How can a body be abstracted?

Kirsten Packham
2019 Przegląd Kulturoznawczy  
The human body schema is subjugated to utilitarian modes of being and colonised by hegemonistic, culturally limited, body paradigms. Could there be strategies for redesigning the body which do not depend on technological interference? In contrast to a humanist ideal of teleological rationality and perfectibility, and to the transhumanist concern with enhancement through technology, I suggest that the site for the posthuman is the diverse body itself; and that this posthuman body is an ongoing
more » ... vestigation. Abstract art allows for complexity and pluralism in the body; there is a shift from the body being the subject of the work to the body as a site of sensory experience. Similarly, experimental dance practices promote a somatosensory reorganisation, enabling access to corporeal spaces and ways of inhabiting the body which break with cultural conditioning and preconceived limits of anatomy. These two practices share a heuristic, phenomenological approach that foregrounds a perpetual transforming and kinaesthetically active body in exchange with its surroundings. The borders of the body, and the scale of our relationship to our body, shift. I propose that a posthumanism which gives attention to the dormant minutiae of the body can give us our bodies back. Through abstraction the ontological space of the body becomes, a kinaesthetic, active site: liminal and unfolding. Instead of a trajectory of progress there is an unearthing of dormant minutiae and a perpetual, delicate dance in a constellation of relations. spectrum has been reduced by perspectival technologies which seemingly renders it immobile, along with Ferrando's assertion that posthumanism should be comprehensive and "rooted in an extensive critical account of what it means to be human", 1 asking "what does it mean to be posthuman in our existence?". 2 The fi xity of the humanistic body It has been argued that since the Greeks and later still in the Renaissance, that geometry was given over to a visual set of symbols and apparatus. Examples include window-based geometry, linear perspective and apparatuses such as the perspective machine devised by Leon Alberti Baptista; along with methods of standardization and the need for measurement to be universal and communicable, 3 mobilising the primacy of an anthropocentric ocular-centric perspective. Jaime del Val gives an account, attributing the movement, measure and reorientation of our perceptions to be grounded in perspectival interfaces. According to del Val, these are ecologies of control that "reduce the sensory or kinetic spectrum" 4 he argues that this has forged a notion of sensory immobility, reducing the multi-sensory spectrum of experience. These methods of measurement of geometry and apprehension of spatial perception gave privilege to vision; thus, a kinaesthetic, sensuous relation to the space of the body was displaced and renounced. A dualism between mind and body pervades the hierarchical organisation of the senses. Helen Grace associates the dominance of vision in Western thought with the dominance of mind and the exclusion and denigration of the body. She argues that this line of thought is encouraged by the pervasive Kantian distrust "of bodily sensation". 5 Moreover, Grace suggests that these anthropocentric, humanist ideas prevailed where "perspective located Western man at the centre of the universe and now he is slightly off -centre [...] and [...] must reorient himself". 6 Perspective according to Grace, is not limited to the sphere of art, even the "sense of the absence of line presupposes an existing framework, a grid [...] in which lines, points, fi gures 1 F. Ferrando, The Posthuman: Philosophical Posthumanism and Its Others, Roma: Università di Roma Tre, 2013, p. 191.

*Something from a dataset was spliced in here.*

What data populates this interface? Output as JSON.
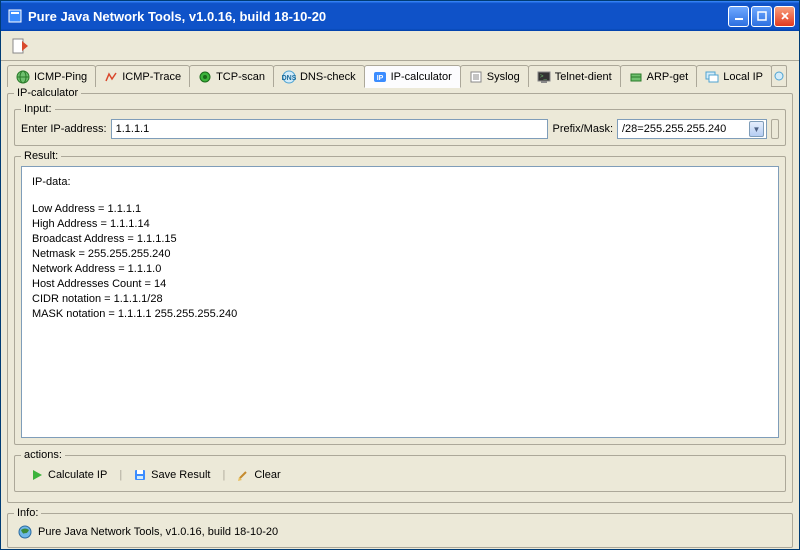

doi:10.4467/20843860pk.19.011.10906 fatcat:yxwewa4r6jcurposz2qmduesme